(STUDY MATERIAL begins)
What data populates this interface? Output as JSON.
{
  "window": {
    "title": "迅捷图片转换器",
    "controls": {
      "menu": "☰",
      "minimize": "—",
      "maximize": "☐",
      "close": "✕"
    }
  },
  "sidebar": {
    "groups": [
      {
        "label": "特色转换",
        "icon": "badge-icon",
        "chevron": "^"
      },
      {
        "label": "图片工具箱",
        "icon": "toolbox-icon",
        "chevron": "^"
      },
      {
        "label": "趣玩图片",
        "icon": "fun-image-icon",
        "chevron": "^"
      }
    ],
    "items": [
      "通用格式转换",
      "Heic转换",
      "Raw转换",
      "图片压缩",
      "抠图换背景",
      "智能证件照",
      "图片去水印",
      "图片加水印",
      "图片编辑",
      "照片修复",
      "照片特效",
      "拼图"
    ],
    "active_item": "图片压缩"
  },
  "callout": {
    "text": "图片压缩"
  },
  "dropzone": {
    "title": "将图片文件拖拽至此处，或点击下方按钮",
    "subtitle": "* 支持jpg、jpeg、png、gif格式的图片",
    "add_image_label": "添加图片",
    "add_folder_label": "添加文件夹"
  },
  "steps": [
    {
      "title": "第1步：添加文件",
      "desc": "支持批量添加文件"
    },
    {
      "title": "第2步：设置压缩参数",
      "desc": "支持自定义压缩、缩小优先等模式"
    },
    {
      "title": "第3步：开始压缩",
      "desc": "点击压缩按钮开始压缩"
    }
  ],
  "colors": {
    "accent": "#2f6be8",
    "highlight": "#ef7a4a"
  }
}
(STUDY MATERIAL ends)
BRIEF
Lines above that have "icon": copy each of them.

TASK OUTPUT
        "icon": "badge-icon",
        "icon": "toolbox-icon",
        "icon": "fun-image-icon",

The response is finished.